[Entries from a dataset of interfaces]
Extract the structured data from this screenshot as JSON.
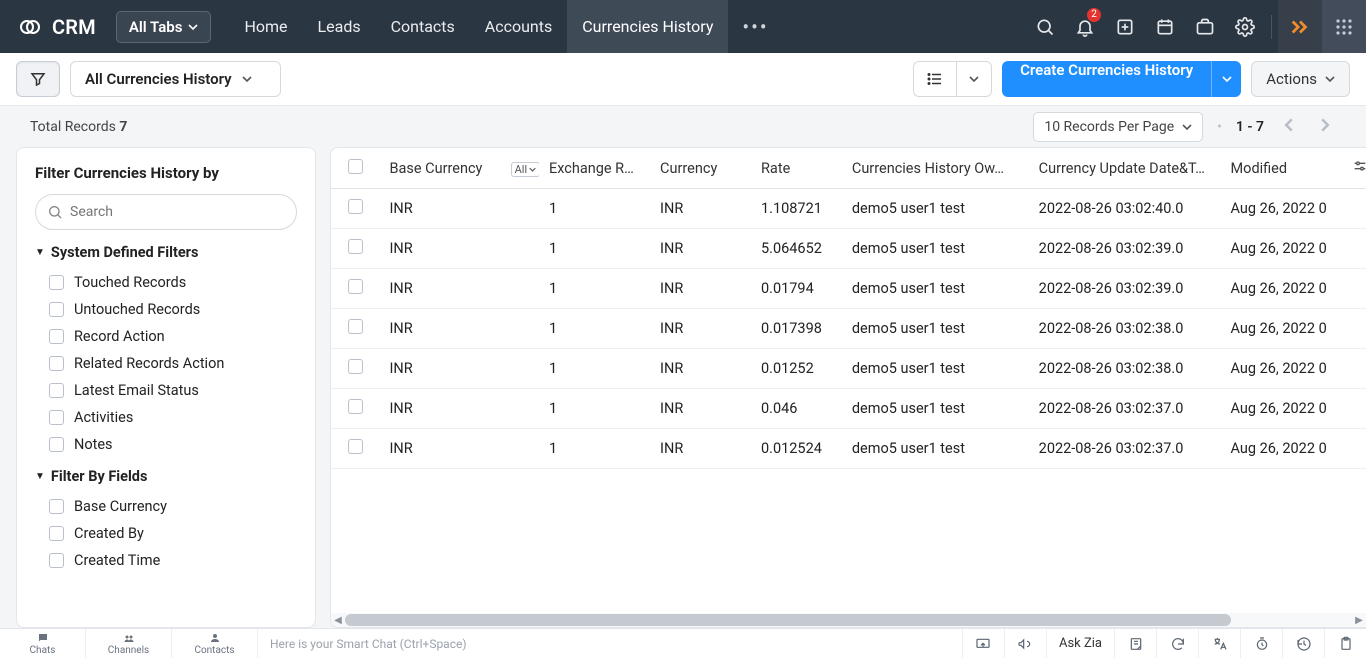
{
  "brand": "CRM",
  "tabs_button": "All Tabs",
  "nav": [
    "Home",
    "Leads",
    "Contacts",
    "Accounts",
    "Currencies History"
  ],
  "nav_active_index": 4,
  "notif_badge": "2",
  "toolbar": {
    "view_label": "All Currencies History",
    "create_label": "Create Currencies History",
    "actions_label": "Actions"
  },
  "subheader": {
    "total_prefix": "Total Records ",
    "total_count": "7",
    "perpage": "10 Records Per Page",
    "range": "1 - 7"
  },
  "filters": {
    "title": "Filter Currencies History by",
    "search_placeholder": "Search",
    "group1_title": "System Defined Filters",
    "group1_items": [
      "Touched Records",
      "Untouched Records",
      "Record Action",
      "Related Records Action",
      "Latest Email Status",
      "Activities",
      "Notes"
    ],
    "group2_title": "Filter By Fields",
    "group2_items": [
      "Base Currency",
      "Created By",
      "Created Time"
    ]
  },
  "table": {
    "columns": [
      "Base Currency",
      "Exchange R…",
      "Currency",
      "Rate",
      "Currencies History Ow…",
      "Currency Update Date&T…",
      "Modified"
    ],
    "all_pill": "All",
    "rows": [
      {
        "base": "INR",
        "exch": "1",
        "curr": "INR",
        "rate": "1.108721",
        "owner": "demo5 user1 test",
        "update": "2022-08-26 03:02:40.0",
        "modified": "Aug 26, 2022 0"
      },
      {
        "base": "INR",
        "exch": "1",
        "curr": "INR",
        "rate": "5.064652",
        "owner": "demo5 user1 test",
        "update": "2022-08-26 03:02:39.0",
        "modified": "Aug 26, 2022 0"
      },
      {
        "base": "INR",
        "exch": "1",
        "curr": "INR",
        "rate": "0.01794",
        "owner": "demo5 user1 test",
        "update": "2022-08-26 03:02:39.0",
        "modified": "Aug 26, 2022 0"
      },
      {
        "base": "INR",
        "exch": "1",
        "curr": "INR",
        "rate": "0.017398",
        "owner": "demo5 user1 test",
        "update": "2022-08-26 03:02:38.0",
        "modified": "Aug 26, 2022 0"
      },
      {
        "base": "INR",
        "exch": "1",
        "curr": "INR",
        "rate": "0.01252",
        "owner": "demo5 user1 test",
        "update": "2022-08-26 03:02:38.0",
        "modified": "Aug 26, 2022 0"
      },
      {
        "base": "INR",
        "exch": "1",
        "curr": "INR",
        "rate": "0.046",
        "owner": "demo5 user1 test",
        "update": "2022-08-26 03:02:37.0",
        "modified": "Aug 26, 2022 0"
      },
      {
        "base": "INR",
        "exch": "1",
        "curr": "INR",
        "rate": "0.012524",
        "owner": "demo5 user1 test",
        "update": "2022-08-26 03:02:37.0",
        "modified": "Aug 26, 2022 0"
      }
    ]
  },
  "bottombar": {
    "tabs": [
      "Chats",
      "Channels",
      "Contacts"
    ],
    "smartchat": "Here is your Smart Chat (Ctrl+Space)",
    "ask_zia": "Ask Zia"
  }
}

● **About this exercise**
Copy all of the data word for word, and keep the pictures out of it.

● **Answer area**
Extract the structured data from this screenshot as JSON.
{
  "brand": "CRM",
  "tabs_button": "All Tabs",
  "nav": [
    "Home",
    "Leads",
    "Contacts",
    "Accounts",
    "Currencies History"
  ],
  "nav_active_index": 4,
  "notif_badge": "2",
  "toolbar": {
    "view_label": "All Currencies History",
    "create_label": "Create Currencies History",
    "actions_label": "Actions"
  },
  "subheader": {
    "total_prefix": "Total Records ",
    "total_count": "7",
    "perpage": "10 Records Per Page",
    "range": "1 - 7"
  },
  "filters": {
    "title": "Filter Currencies History by",
    "search_placeholder": "Search",
    "group1_title": "System Defined Filters",
    "group1_items": [
      "Touched Records",
      "Untouched Records",
      "Record Action",
      "Related Records Action",
      "Latest Email Status",
      "Activities",
      "Notes"
    ],
    "group2_title": "Filter By Fields",
    "group2_items": [
      "Base Currency",
      "Created By",
      "Created Time"
    ]
  },
  "table": {
    "columns": [
      "Base Currency",
      "Exchange R…",
      "Currency",
      "Rate",
      "Currencies History Ow…",
      "Currency Update Date&T…",
      "Modified"
    ],
    "all_pill": "All",
    "rows": [
      {
        "base": "INR",
        "exch": "1",
        "curr": "INR",
        "rate": "1.108721",
        "owner": "demo5 user1 test",
        "update": "2022-08-26 03:02:40.0",
        "modified": "Aug 26, 2022 0"
      },
      {
        "base": "INR",
        "exch": "1",
        "curr": "INR",
        "rate": "5.064652",
        "owner": "demo5 user1 test",
        "update": "2022-08-26 03:02:39.0",
        "modified": "Aug 26, 2022 0"
      },
      {
        "base": "INR",
        "exch": "1",
        "curr": "INR",
        "rate": "0.01794",
        "owner": "demo5 user1 test",
        "update": "2022-08-26 03:02:39.0",
        "modified": "Aug 26, 2022 0"
      },
      {
        "base": "INR",
        "exch": "1",
        "curr": "INR",
        "rate": "0.017398",
        "owner": "demo5 user1 test",
        "update": "2022-08-26 03:02:38.0",
        "modified": "Aug 26, 2022 0"
      },
      {
        "base": "INR",
        "exch": "1",
        "curr": "INR",
        "rate": "0.01252",
        "owner": "demo5 user1 test",
        "update": "2022-08-26 03:02:38.0",
        "modified": "Aug 26, 2022 0"
      },
      {
        "base": "INR",
        "exch": "1",
        "curr": "INR",
        "rate": "0.046",
        "owner": "demo5 user1 test",
        "update": "2022-08-26 03:02:37.0",
        "modified": "Aug 26, 2022 0"
      },
      {
        "base": "INR",
        "exch": "1",
        "curr": "INR",
        "rate": "0.012524",
        "owner": "demo5 user1 test",
        "update": "2022-08-26 03:02:37.0",
        "modified": "Aug 26, 2022 0"
      }
    ]
  },
  "bottombar": {
    "tabs": [
      "Chats",
      "Channels",
      "Contacts"
    ],
    "smartchat": "Here is your Smart Chat (Ctrl+Space)",
    "ask_zia": "Ask Zia"
  }
}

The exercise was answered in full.